Mysteries and Thrillers

You love mysteries and thrillers. So do I.

We're both in luck.

Mysteries and suspense are the second most popular book genres, generating annual sales of $700 million. Seventy American publishers and imprints specialize in mystery and suspense. When J.K. Rowling, one of the best selling authors of all time creates a pseudonym to write mysteries (Robert Galbraith), you know the genre is unstoppable.

On television, dysfunctional reality families and celebrity chefs rise and fall, but crime and detective shows endure, season after season, case after case.

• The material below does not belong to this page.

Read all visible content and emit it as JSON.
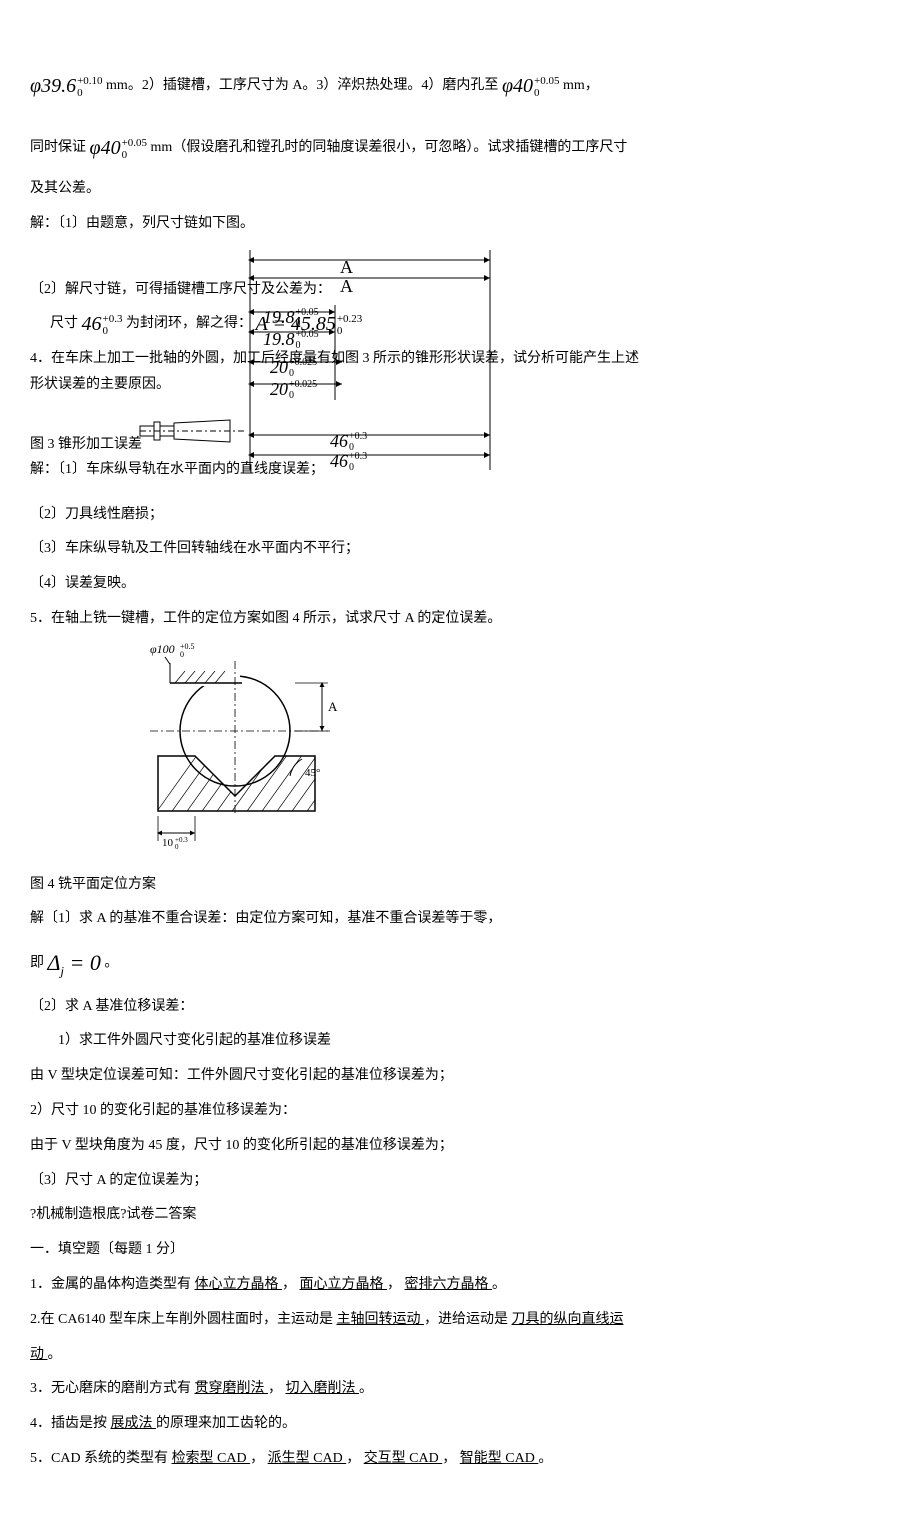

Streaming media outlets such as Netflix and Amazon are in the mystery-thriller business as well and I expect their appetite for original programing to keep growing.

Even as feature films go through the burn-out stages of C.G.I.- enhanced superheroes, there is still a market for smartly crafted thrillers, at all budget levels.

This all adds up to an insatiable need for stories.

There has never been a better time to be a mystery or thriller writer.

Mystery and suspense present unique challenges for writers. How to keep the thrills coming, without sacrificing character development? How to provide twists and turns without compromising your story's reality? How to weave in the true life facts that readers and audiences crave? Most importantly, how to create characters who seize our attention, conjure our empathy or stir our revulsion